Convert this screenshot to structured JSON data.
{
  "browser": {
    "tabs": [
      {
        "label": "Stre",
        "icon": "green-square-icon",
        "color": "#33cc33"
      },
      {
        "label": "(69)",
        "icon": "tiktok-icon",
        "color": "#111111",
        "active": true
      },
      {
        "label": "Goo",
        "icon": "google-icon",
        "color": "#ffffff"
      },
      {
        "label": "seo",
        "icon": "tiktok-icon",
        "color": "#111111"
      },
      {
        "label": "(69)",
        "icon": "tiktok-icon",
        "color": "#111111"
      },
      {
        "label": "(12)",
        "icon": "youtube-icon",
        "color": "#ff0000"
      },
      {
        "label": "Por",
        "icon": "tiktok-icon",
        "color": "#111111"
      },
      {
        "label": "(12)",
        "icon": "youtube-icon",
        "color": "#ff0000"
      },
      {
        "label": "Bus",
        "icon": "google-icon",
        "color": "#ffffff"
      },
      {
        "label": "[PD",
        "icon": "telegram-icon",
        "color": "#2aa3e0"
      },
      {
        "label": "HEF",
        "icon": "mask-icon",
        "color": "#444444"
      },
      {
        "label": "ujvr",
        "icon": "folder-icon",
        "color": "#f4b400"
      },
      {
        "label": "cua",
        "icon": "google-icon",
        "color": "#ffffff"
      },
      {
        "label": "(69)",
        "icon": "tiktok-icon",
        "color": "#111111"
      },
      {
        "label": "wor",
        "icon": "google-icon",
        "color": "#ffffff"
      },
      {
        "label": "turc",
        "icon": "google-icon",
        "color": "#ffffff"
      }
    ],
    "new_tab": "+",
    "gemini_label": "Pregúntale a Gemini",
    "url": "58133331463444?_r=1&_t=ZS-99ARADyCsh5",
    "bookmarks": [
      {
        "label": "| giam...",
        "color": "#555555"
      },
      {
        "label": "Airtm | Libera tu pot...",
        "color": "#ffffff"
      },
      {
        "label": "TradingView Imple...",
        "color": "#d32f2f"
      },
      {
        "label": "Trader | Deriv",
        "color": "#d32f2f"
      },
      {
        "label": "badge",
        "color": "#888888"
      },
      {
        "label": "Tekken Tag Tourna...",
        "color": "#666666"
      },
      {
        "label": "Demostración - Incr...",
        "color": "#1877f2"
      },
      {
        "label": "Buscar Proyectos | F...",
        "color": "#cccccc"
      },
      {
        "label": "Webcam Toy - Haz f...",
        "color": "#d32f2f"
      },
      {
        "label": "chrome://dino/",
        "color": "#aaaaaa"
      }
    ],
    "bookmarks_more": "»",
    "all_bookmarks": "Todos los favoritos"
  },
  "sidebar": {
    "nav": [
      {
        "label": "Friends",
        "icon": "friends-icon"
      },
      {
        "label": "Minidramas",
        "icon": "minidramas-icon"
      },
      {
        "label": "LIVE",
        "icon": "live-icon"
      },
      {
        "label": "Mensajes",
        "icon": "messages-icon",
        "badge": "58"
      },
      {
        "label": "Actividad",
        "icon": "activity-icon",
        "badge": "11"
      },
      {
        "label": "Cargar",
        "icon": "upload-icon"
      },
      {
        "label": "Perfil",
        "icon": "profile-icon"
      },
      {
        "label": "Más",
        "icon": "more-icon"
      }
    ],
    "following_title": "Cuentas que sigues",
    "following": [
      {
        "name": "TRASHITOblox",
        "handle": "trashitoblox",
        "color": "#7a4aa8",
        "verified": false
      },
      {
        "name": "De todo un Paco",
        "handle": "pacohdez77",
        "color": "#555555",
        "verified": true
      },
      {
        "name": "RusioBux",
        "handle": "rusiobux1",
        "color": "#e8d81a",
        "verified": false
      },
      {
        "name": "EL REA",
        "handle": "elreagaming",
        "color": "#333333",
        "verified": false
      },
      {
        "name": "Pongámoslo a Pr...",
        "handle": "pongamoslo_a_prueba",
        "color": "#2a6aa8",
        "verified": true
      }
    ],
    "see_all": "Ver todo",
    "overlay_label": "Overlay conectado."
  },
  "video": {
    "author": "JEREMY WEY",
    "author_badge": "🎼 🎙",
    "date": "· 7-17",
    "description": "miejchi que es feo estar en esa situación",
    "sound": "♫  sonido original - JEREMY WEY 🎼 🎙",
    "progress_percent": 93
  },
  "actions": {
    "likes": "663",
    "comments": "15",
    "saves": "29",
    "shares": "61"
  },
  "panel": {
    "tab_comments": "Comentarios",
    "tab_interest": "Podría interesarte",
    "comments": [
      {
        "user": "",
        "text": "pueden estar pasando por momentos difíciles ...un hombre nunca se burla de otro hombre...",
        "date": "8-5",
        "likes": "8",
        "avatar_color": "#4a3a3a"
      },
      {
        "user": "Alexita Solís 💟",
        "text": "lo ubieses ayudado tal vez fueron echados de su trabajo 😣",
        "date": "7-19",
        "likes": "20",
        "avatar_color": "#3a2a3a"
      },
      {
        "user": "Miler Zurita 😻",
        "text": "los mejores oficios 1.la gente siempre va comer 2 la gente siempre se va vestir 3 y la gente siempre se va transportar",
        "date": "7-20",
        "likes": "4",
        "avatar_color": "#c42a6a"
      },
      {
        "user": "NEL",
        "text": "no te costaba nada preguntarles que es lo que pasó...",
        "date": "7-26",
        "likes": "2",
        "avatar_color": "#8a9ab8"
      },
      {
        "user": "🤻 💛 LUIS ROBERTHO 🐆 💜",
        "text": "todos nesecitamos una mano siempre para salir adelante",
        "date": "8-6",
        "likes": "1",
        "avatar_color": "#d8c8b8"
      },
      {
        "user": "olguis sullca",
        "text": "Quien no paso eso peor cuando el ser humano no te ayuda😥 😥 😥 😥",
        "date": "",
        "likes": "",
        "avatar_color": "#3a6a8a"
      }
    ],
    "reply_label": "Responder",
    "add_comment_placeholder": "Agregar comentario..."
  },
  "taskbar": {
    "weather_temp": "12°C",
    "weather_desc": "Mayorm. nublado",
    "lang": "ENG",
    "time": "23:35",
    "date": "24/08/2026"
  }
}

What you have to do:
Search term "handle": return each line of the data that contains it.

Expected output:
        "handle": "trashitoblox",
        "handle": "pacohdez77",
        "handle": "rusiobux1",
        "handle": "elreagaming",
        "handle": "pongamoslo_a_prueba",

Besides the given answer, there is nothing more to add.